Entries from a dataset of interfaces
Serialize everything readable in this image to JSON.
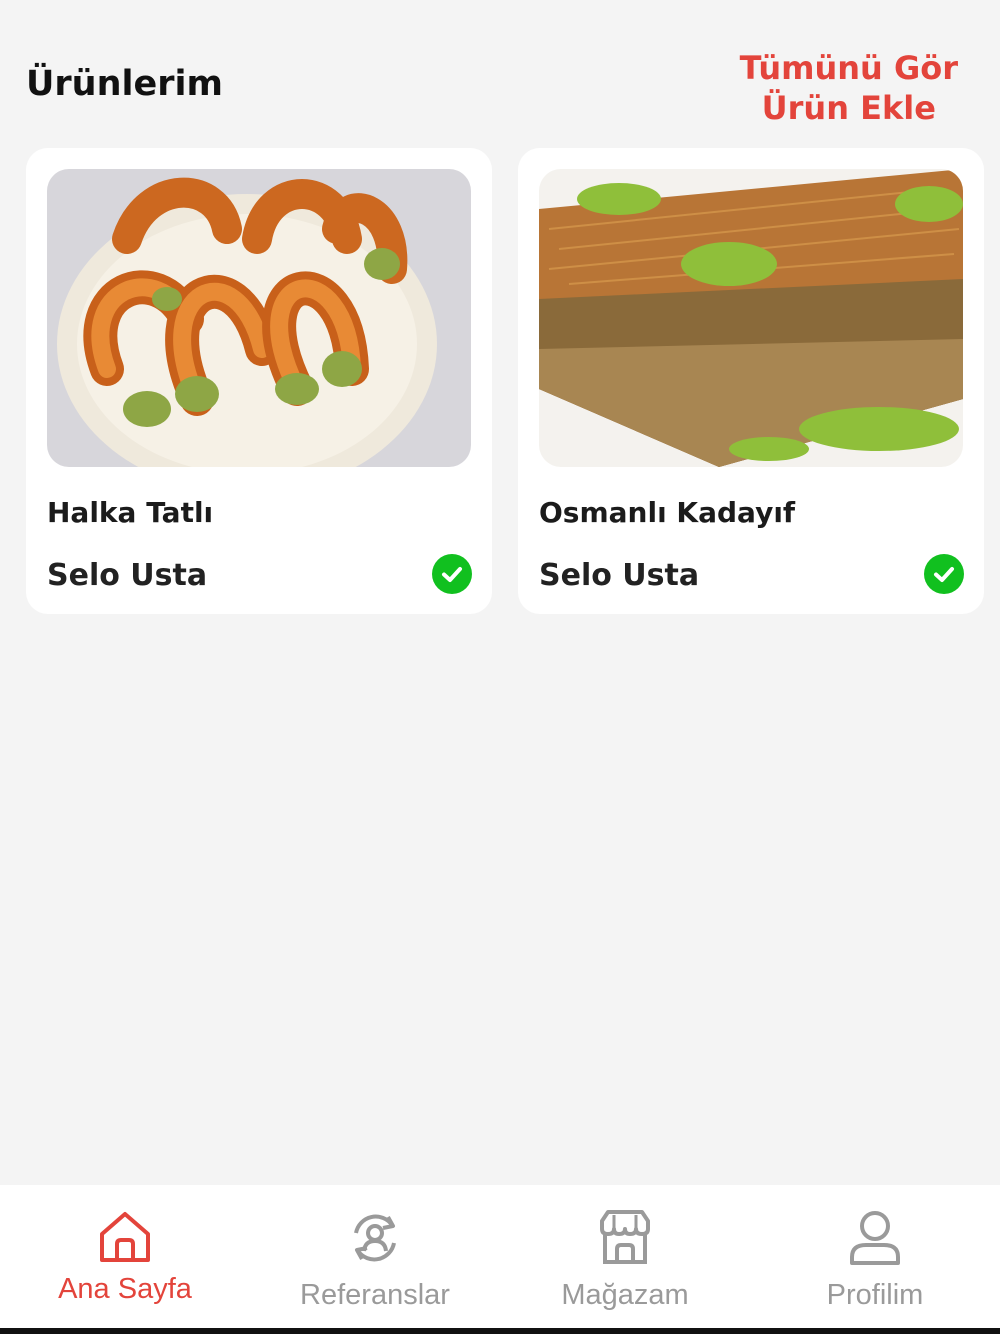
{
  "header": {
    "title": "Ürünlerim",
    "view_all_label": "Tümünü Gör",
    "add_product_label": "Ürün Ekle"
  },
  "products": [
    {
      "name": "Halka Tatlı",
      "seller": "Selo Usta",
      "approved": true,
      "image": "ring-dessert-photo"
    },
    {
      "name": "Osmanlı Kadayıf",
      "seller": "Selo Usta",
      "approved": true,
      "image": "kadayif-photo"
    }
  ],
  "bottom_nav": {
    "items": [
      {
        "label": "Ana Sayfa",
        "icon": "home-icon",
        "active": true
      },
      {
        "label": "Referanslar",
        "icon": "referrals-icon",
        "active": false
      },
      {
        "label": "Mağazam",
        "icon": "store-icon",
        "active": false
      },
      {
        "label": "Profilim",
        "icon": "profile-icon",
        "active": false
      }
    ]
  },
  "colors": {
    "accent": "#e3443b",
    "approved": "#11c01f",
    "inactive": "#9a9a9a",
    "background": "#f4f4f4"
  }
}
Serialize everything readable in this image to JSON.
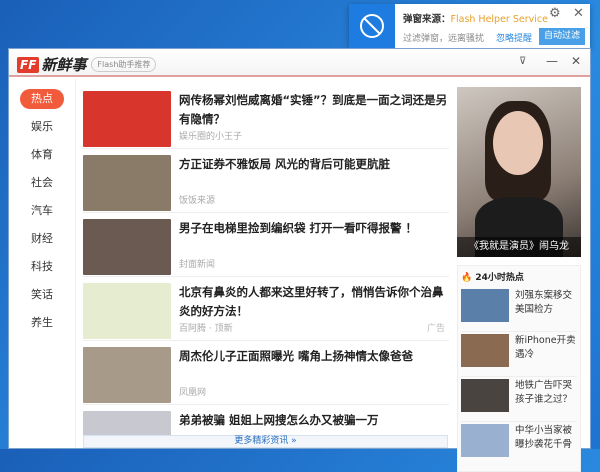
{
  "popup": {
    "source_label": "弹窗来源：",
    "source_name": "Flash Helper Service",
    "desc": "过滤弹窗，远离骚扰",
    "ignore": "忽略提醒",
    "auto_filter": "自动过滤"
  },
  "window": {
    "logo_ff": "FF",
    "logo_text": "新鲜事",
    "tag": "Flash助手推荐"
  },
  "nav": [
    "热点",
    "娱乐",
    "体育",
    "社会",
    "汽车",
    "财经",
    "科技",
    "笑话",
    "养生"
  ],
  "articles": [
    {
      "title": "网传杨幂刘恺威离婚“实锤”？到底是一面之词还是另有隐情？",
      "source": "娱乐圈的小王子",
      "color": "#d8352c"
    },
    {
      "title": "方正证券不雅饭局 风光的背后可能更肮脏",
      "source": "饭饭来源",
      "color": "#8a7a68"
    },
    {
      "title": "男子在电梯里捡到编织袋 打开一看吓得报警 ！",
      "source": "封面新闻",
      "color": "#6a5a52"
    },
    {
      "title": "北京有鼻炎的人都来这里好转了，悄悄告诉你个治鼻炎的好方法！",
      "source": "百阿腾 · 顶新",
      "ad": "广告",
      "color": "#e6ecd0"
    },
    {
      "title": "周杰伦儿子正面照曝光 嘴角上扬神情太像爸爸",
      "source": "凤凰网",
      "color": "#a89a88"
    },
    {
      "title": "弟弟被骗 姐姐上网搜怎么办又被骗一万",
      "source": "",
      "color": "#c8c8d0"
    }
  ],
  "more": "更多精彩资讯 »",
  "feature": {
    "caption": "《我就是演员》闹乌龙"
  },
  "hot": {
    "title": "24小时热点",
    "items": [
      {
        "title": "刘强东案移交美国检方",
        "color": "#5a7fa8"
      },
      {
        "title": "新iPhone开卖遇冷",
        "color": "#8a6a50"
      },
      {
        "title": "地铁广告吓哭孩子谁之过？",
        "color": "#4a4440"
      },
      {
        "title": "中华小当家被曝抄袭花千骨",
        "color": "#9ab0d0"
      }
    ]
  }
}
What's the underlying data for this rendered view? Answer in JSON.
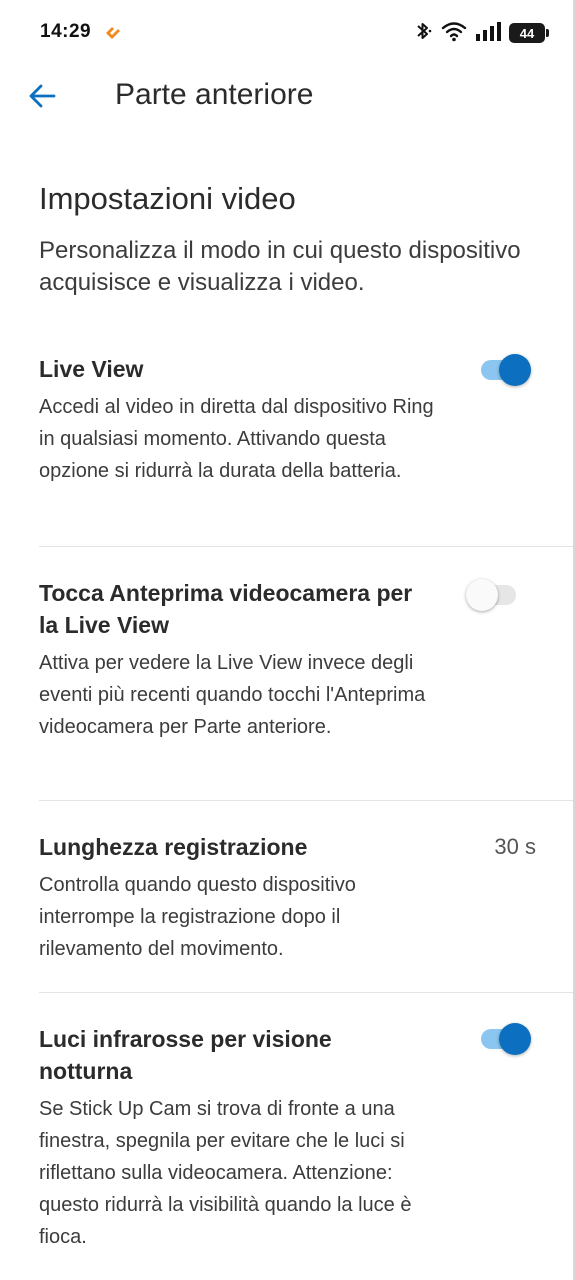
{
  "status_bar": {
    "time": "14:29",
    "app_icon": "ring-logo-icon",
    "battery": "44",
    "icons": [
      "bluetooth-icon",
      "wifi-icon",
      "signal-icon",
      "battery-icon"
    ]
  },
  "header": {
    "back_icon": "arrow-left-icon",
    "title": "Parte anteriore"
  },
  "section": {
    "title": "Impostazioni video",
    "description": "Personalizza il modo in cui questo dispositivo acquisisce e visualizza i video."
  },
  "settings": [
    {
      "title": "Live View",
      "description": "Accedi al video in diretta dal dispositivo Ring in qualsiasi momento. Attivando questa opzione si ridurrà la durata della batteria.",
      "toggle": "on"
    },
    {
      "title": "Tocca Anteprima videocamera per la Live View",
      "description": "Attiva per vedere la Live View invece degli eventi più recenti quando tocchi l'Anteprima videocamera per Parte anteriore.",
      "toggle": "off"
    },
    {
      "title": "Lunghezza registrazione",
      "value": "30 s",
      "description": "Controlla quando questo dispositivo interrompe la registrazione dopo il rilevamento del movimento."
    },
    {
      "title": "Luci infrarosse per visione notturna",
      "description": "Se Stick Up Cam si trova di fronte a una finestra, spegnila per evitare che le luci si riflettano sulla videocamera. Attenzione: questo ridurrà la visibilità quando la luce è fioca.",
      "toggle": "on"
    }
  ],
  "colors": {
    "accent": "#0c6fbf",
    "toggle_track_on": "#8ac6ef",
    "text": "#2b2b2b"
  }
}
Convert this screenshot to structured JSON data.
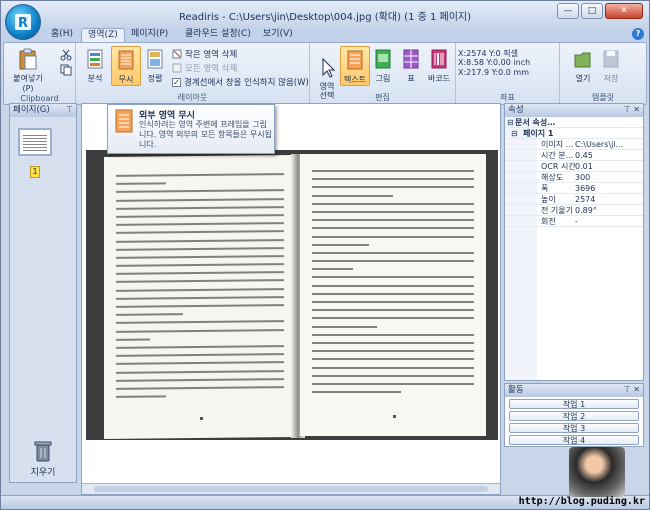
{
  "window": {
    "title": "Readiris - C:\\Users\\jin\\Desktop\\004.jpg (확대) (1 중 1 페이지)",
    "buttons": {
      "minimize": "—",
      "maximize": "□",
      "close": "✕"
    }
  },
  "tabs": [
    {
      "label": "홈(H)"
    },
    {
      "label": "영역(Z)"
    },
    {
      "label": "페이지(P)"
    },
    {
      "label": "클라우드 설정(C)"
    },
    {
      "label": "보기(V)"
    }
  ],
  "ribbon": {
    "clipboard": {
      "paste": "붙여넣기(P)",
      "label": "Clipboard"
    },
    "layout": {
      "analyze": "분석",
      "ignore": "무시",
      "arrange": "정렬",
      "delete_small": "작은 영역 삭제",
      "delete_all": "모든 영역 삭제",
      "border_check": "경계선에서 창을 인식하지 않음(W)",
      "border_checked": "✓",
      "label": "레이아웃"
    },
    "edit": {
      "select": "영역\n선택",
      "text": "텍스트",
      "image": "그림",
      "table": "표",
      "barcode": "바코드",
      "label": "편집"
    },
    "coords": {
      "line1": "X:2574 Y:0 픽셀",
      "line2": "X:8.58 Y:0.00 inch",
      "line3": "X:217.9 Y:0.0 mm",
      "label": "좌표"
    },
    "template": {
      "open": "열기",
      "save": "저장",
      "label": "템플릿"
    }
  },
  "pages_panel": {
    "title": "페이지(G)",
    "thumb_number": "1",
    "delete_label": "지우기"
  },
  "tooltip": {
    "title": "외부 영역 무시",
    "body": "인식하려는 영역 주변에 프레임을 그립니다. 영역 외부의 모든 항목들은 무시됩니다."
  },
  "properties": {
    "title": "속성",
    "header": "문서 속성…",
    "page_header": "페이지 1",
    "rows": [
      {
        "key": "이미지 ...",
        "value": "C:\\Users\\ji..."
      },
      {
        "key": "시간 분...",
        "value": "0.45"
      },
      {
        "key": "OCR 시간",
        "value": "0.01"
      },
      {
        "key": "해상도",
        "value": "300"
      },
      {
        "key": "폭",
        "value": "3696"
      },
      {
        "key": "높이",
        "value": "2574"
      },
      {
        "key": "전 기울기",
        "value": "0.89°"
      },
      {
        "key": "회전",
        "value": "-"
      }
    ]
  },
  "activity": {
    "title": "활동",
    "tasks": [
      "작업 1",
      "작업 2",
      "작업 3",
      "작업 4"
    ]
  },
  "watermark": "http://blog.puding.kr"
}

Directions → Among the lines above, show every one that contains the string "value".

Completed exercise →
      "value": "30 s",
        "value": "C:\\Users\\ji..."
        "value": "0.45"
        "value": "0.01"
        "value": "300"
        "value": "3696"
        "value": "2574"
        "value": "0.89°"
        "value": "-"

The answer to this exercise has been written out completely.